▸ Directions
Copy out each line of the listing below in which the string "JSON" occurs.

▸ Input for this task

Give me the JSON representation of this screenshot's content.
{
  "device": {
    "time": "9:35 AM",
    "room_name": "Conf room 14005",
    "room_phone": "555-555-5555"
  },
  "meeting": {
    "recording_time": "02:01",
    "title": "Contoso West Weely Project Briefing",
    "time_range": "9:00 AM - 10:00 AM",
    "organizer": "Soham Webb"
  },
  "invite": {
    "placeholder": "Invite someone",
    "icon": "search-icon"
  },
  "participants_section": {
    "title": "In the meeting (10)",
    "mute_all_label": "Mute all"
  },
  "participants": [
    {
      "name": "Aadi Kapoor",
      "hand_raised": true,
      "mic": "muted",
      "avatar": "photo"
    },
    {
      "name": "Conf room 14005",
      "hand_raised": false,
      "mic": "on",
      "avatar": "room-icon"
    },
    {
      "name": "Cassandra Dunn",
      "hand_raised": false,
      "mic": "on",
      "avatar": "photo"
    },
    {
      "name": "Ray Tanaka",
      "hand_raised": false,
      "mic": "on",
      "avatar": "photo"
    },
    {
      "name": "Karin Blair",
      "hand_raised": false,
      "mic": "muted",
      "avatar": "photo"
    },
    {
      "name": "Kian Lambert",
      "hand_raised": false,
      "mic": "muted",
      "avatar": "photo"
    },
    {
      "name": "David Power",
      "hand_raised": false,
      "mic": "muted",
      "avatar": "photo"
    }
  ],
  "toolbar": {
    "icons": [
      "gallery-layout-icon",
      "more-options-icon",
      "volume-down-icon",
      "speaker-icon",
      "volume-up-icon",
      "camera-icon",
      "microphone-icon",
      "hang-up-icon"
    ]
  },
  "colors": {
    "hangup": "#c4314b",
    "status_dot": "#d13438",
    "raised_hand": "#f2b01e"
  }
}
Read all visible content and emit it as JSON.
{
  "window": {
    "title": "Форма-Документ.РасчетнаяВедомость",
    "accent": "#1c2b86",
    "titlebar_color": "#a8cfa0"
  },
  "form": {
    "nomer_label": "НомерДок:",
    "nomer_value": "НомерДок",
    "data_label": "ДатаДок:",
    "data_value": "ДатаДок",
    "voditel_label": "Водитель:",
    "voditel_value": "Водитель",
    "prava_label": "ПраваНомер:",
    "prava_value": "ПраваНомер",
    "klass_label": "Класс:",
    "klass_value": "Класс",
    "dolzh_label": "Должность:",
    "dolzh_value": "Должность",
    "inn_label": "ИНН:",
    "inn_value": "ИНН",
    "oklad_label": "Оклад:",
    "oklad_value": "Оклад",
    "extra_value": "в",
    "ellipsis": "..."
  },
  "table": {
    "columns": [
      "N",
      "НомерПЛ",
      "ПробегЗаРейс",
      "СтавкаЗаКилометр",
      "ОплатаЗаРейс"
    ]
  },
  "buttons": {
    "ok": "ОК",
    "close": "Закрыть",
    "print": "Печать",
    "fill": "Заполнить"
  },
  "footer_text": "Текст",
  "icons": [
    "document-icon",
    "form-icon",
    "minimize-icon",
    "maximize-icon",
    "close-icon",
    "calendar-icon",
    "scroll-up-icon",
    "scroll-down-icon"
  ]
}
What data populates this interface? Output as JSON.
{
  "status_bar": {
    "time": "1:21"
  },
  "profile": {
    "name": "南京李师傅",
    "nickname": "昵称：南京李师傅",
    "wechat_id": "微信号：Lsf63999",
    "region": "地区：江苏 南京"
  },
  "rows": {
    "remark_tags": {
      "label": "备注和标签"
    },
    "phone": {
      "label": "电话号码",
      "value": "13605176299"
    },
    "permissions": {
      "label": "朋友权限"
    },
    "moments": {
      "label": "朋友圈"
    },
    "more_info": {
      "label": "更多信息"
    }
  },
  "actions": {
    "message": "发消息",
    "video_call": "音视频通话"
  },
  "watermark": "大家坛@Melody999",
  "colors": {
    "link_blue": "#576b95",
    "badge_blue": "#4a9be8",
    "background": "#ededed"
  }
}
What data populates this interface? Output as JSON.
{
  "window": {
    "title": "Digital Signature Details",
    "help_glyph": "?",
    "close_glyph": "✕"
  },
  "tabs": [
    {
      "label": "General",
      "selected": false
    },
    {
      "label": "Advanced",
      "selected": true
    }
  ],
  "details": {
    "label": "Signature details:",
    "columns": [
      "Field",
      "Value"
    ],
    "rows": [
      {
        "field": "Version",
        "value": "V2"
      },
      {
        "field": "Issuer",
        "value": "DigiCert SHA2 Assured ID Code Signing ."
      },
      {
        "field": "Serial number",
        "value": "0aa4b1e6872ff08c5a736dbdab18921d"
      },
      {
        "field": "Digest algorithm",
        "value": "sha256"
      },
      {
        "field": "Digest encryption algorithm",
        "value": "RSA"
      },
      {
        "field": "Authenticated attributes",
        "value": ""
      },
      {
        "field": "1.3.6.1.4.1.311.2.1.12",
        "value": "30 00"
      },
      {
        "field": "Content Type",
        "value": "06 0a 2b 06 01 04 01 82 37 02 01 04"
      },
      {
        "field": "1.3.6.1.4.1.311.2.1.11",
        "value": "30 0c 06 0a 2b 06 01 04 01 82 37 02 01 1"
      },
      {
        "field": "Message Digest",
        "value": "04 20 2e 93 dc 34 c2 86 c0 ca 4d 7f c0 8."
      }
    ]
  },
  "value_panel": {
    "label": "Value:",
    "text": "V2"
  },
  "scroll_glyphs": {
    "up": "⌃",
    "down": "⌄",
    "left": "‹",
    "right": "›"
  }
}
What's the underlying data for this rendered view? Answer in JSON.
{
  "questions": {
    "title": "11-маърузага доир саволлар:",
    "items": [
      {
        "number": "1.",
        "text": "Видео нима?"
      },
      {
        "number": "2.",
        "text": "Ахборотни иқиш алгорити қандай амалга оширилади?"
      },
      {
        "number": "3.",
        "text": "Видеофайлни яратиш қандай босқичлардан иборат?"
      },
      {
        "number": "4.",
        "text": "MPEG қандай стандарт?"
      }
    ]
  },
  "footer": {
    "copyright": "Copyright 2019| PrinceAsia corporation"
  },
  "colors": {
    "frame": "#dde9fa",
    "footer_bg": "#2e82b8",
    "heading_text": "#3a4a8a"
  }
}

▸ Task answer
Give me the JSON representation of this screenshot's content.
Read all visible content and emit it as JSON.
What data populates this interface? Output as JSON.
What data populates this interface? Output as JSON.
What's the underlying data for this rendered view? Answer in JSON.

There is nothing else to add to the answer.